What are the steps in creating an EA?
When software experts sit down to create a program, they don’t just start writing code. Before a single line is written, they have taken the time to design exactly what they want – how is it supposed to behave, what are the inputs and outputs and so on. Exactly the same thing applies when creating an EA – you need to think through your strategy carefully. Only then should you start coding and debugging.
Debugging is not as easy as you think
Once you finally have your code written – and this needs to be done carefully in a well-structured way – you then need to make sure that the EA actually works. While debugging may seem relatively simple, it really isn’t. It is easy to test one or two scenarios, but this is no guarantee that the EA will always work. Instead, you need to look for what are called boundary conditions – strange occurrences that happen at the limits of market behavior. For example, if your EA involves computing a RSI, does it correctly handle the case where the market has risen or fallen for every day in the RSI measurement period?
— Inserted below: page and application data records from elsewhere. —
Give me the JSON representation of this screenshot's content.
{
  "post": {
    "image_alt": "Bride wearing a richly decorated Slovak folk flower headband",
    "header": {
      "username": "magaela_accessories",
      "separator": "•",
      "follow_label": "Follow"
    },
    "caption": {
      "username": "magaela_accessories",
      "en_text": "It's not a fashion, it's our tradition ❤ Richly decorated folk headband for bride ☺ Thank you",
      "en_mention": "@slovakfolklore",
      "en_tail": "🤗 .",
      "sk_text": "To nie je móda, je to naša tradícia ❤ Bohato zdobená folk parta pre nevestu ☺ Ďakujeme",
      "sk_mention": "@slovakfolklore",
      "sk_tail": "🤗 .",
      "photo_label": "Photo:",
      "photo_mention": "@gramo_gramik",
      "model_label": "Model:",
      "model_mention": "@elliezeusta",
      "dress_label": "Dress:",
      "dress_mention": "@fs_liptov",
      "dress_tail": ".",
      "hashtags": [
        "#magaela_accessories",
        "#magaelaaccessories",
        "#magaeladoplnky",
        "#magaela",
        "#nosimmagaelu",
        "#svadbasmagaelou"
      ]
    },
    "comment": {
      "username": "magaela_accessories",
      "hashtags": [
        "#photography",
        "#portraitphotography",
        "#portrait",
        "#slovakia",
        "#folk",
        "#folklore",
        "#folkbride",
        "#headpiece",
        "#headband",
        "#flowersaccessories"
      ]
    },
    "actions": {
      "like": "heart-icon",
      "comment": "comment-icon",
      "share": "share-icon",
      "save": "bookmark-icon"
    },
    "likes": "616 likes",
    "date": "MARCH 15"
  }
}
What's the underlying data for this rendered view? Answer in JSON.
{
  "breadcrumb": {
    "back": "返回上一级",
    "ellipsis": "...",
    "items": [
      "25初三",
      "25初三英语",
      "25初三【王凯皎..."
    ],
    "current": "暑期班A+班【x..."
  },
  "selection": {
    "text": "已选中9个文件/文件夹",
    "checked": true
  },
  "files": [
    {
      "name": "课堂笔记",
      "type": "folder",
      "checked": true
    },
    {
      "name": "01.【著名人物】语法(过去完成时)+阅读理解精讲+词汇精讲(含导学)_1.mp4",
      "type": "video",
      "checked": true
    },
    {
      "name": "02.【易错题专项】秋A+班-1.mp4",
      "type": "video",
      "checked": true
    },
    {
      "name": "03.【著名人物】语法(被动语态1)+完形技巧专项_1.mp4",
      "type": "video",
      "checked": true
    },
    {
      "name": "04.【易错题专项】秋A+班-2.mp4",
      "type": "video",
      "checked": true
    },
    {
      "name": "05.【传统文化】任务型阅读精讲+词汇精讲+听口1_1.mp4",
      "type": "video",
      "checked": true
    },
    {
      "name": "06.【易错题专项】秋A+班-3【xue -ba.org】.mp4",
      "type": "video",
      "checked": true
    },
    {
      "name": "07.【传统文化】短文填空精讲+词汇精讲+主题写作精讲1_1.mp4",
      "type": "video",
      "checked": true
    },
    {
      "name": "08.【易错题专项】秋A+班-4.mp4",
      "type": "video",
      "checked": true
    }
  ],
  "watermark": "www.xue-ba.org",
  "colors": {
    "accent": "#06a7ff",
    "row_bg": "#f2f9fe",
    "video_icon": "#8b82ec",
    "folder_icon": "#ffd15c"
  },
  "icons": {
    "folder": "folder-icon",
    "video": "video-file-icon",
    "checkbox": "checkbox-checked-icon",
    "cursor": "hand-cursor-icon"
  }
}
Expect the unexpected
Boundary conditions are one type of unexpected thing you need to cope with, but you need to take a cautious approach all the way back to your initial strategy. No one can completely predict financial markets, so it’s important that you build plenty of safety margin into your strategy when you are first developing it. For example, steer away from maximum leverage – this will give you much more leeway to cope with unexpected volatility.
Don’t get too complicated
The more complex a thing is, the more likely it is to fail. This is certainly the case with EAs. At the simplest level, the more complexity you put into your EA, the more likely it is to have a bug in it.
However, there is an even more important threat with complexity. Even if an EA performs exactly as designed, as complexity increases it becomes more and more difficult to verify that it is continuing to deliver the sort of trading performance you expect.
High levels of complexity can lead to completely unpredictable results when market conditions change significantly, and even if you manage to confirm that the EA is working correctly in future with back testing, you will end up doing huge amounts of unnecessary work. Stick to something simple that reflects your trading strategy and then perfect it, rather than trying to build a better mousetrap.